Ronja Münch | idw - Informationsdienst Wissenschaft

More articles from Life Sciences:

nachricht Turning carbon dioxide into liquid fuel
06.08.2020 | DOE/Argonne National Laboratory

nachricht Tellurium makes the difference
06.08.2020 | Friedrich-Schiller-Universität Jena

All articles from Life Sciences >>>

The most recent press releases about innovation >>>

Die letzten 5 Focus-News des innovations-reports im Überblick:

Im Focus: ScanCut project completed: laser cutting enables more intricate plug connector designs

Scientists at the Fraunhofer Institute for Laser Technology ILT have come up with a striking new addition to contact stamping technologies in the ERDF research project ScanCut. In collaboration with industry partners from North Rhine-Westphalia, the Aachen-based team of researchers developed a hybrid manufacturing process for the laser cutting of thin-walled metal strips. This new process makes it possible to fabricate even the tiniest details of contact parts in an eco-friendly, high-precision and efficient manner.

Plug connectors are tiny and, at first glance, unremarkable – yet modern vehicles would be unable to function without them. Several thousand plug connectors...

Im Focus: New Strategy Against Osteoporosis

An international research team has found a new approach that may be able to reduce bone loss in osteoporosis and maintain bone health.

Osteoporosis is the most common age-related bone disease which affects hundreds of millions of individuals worldwide. It is estimated that one in three women...

Im Focus: AI & single-cell genomics

New software predicts cell fate

Traditional single-cell sequencing methods help to reveal insights about cellular differences and functions - but they do this with static snapshots only...

Im Focus: TU Graz Researchers synthesize nanoparticles tailored for special applications

“Core-shell” clusters pave the way for new efficient nanomaterials that make catalysts, magnetic and laser sensors or measuring devices for detecting electromagnetic radiation more efficient.

Whether in innovative high-tech materials, more powerful computer chips, pharmaceuticals or in the field of renewable energies, nanoparticles – smallest...

Im Focus: Tailored light inspired by nature

An international research team with Prof. Cornelia Denz from the Institute of Applied Physics at the University of Münster develop for the first time light fields using caustics that do not change during propagation. With the new method, the physicists cleverly exploit light structures that can be seen in rainbows or when light is transmitted through drinking glasses.

Modern applications as high resolution microsopy or micro- or nanoscale material processing require customized laser beams that do not change during...
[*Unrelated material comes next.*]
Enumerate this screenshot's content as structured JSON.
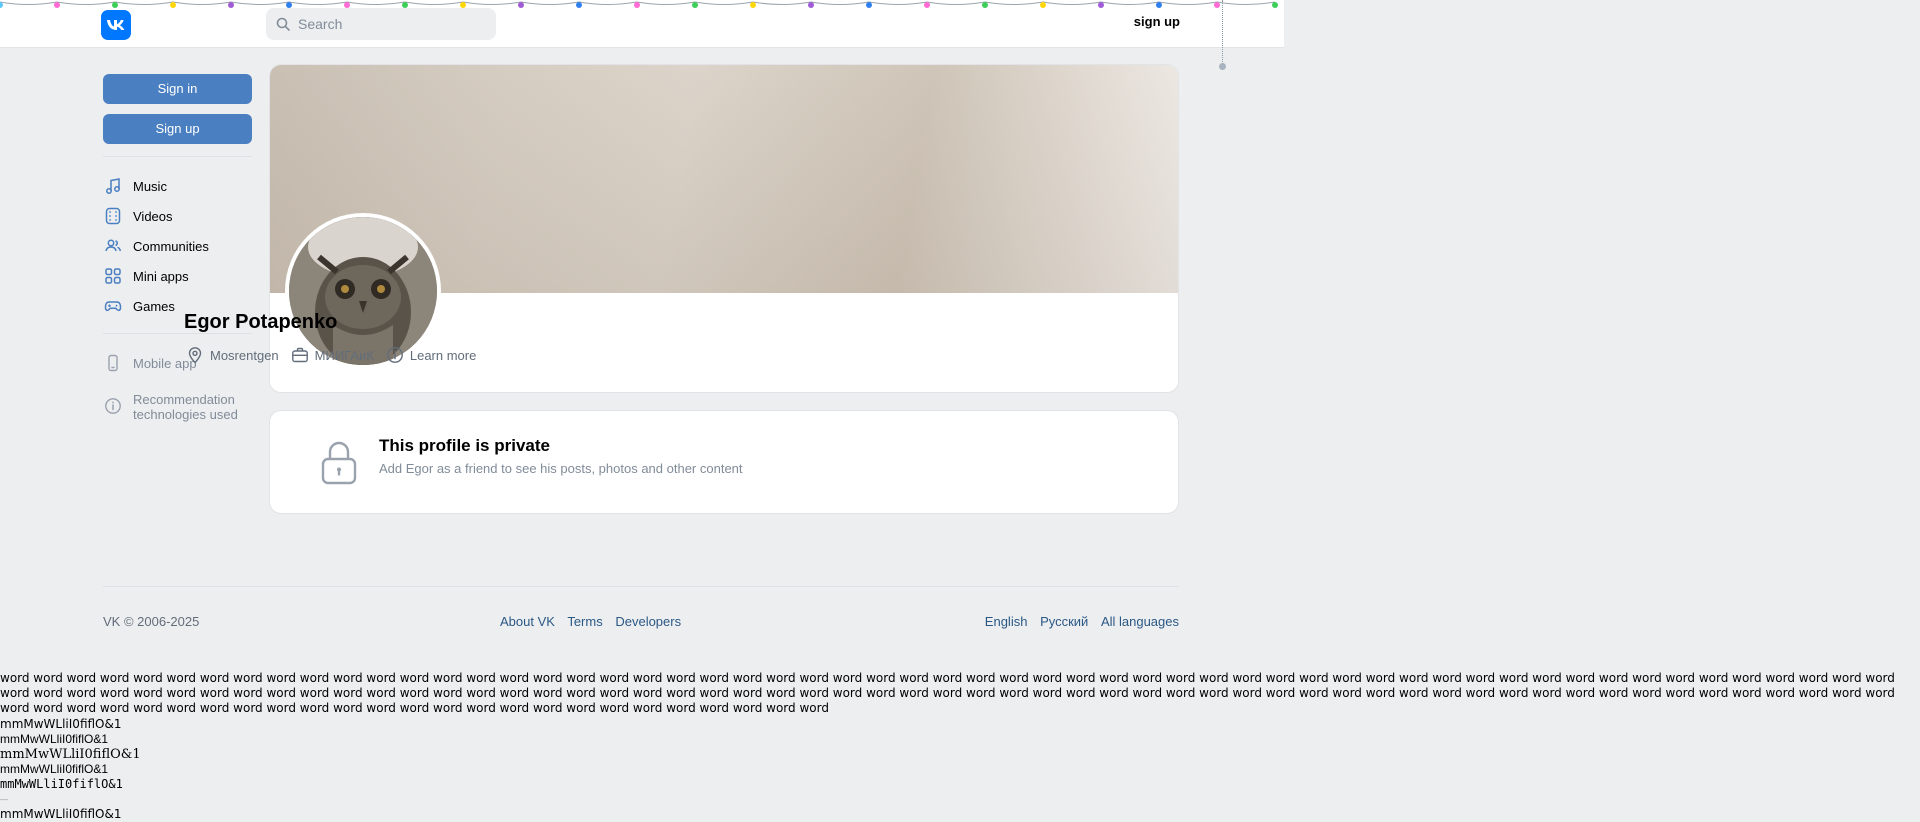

All Focus news of the innovation-report >>>

Anzeige

Anzeige

VideoLinks
Industry & Economy
Event News

“Conference on Laser Polishing – LaP 2020”: The final touches for surfaces

23.07.2020 | Event News

Conference radar for cybersecurity

21.07.2020 | Event News

Contact Tracing Apps against COVID-19: German National Academy Leopoldina hosts international virtual panel discussion

07.07.2020 | Event News

 
Latest News

Rare Earth Elements in Norwegian Fjords?

06.08.2020 | Earth Sciences

Anode material for safe batteries with a long cycle life

06.08.2020 | Power and Electrical Engineering

Turning carbon dioxide into liquid fuel

06.08.2020 | Life Sciences

VideoLinks
Science & Research
Overview of more VideoLinks >>>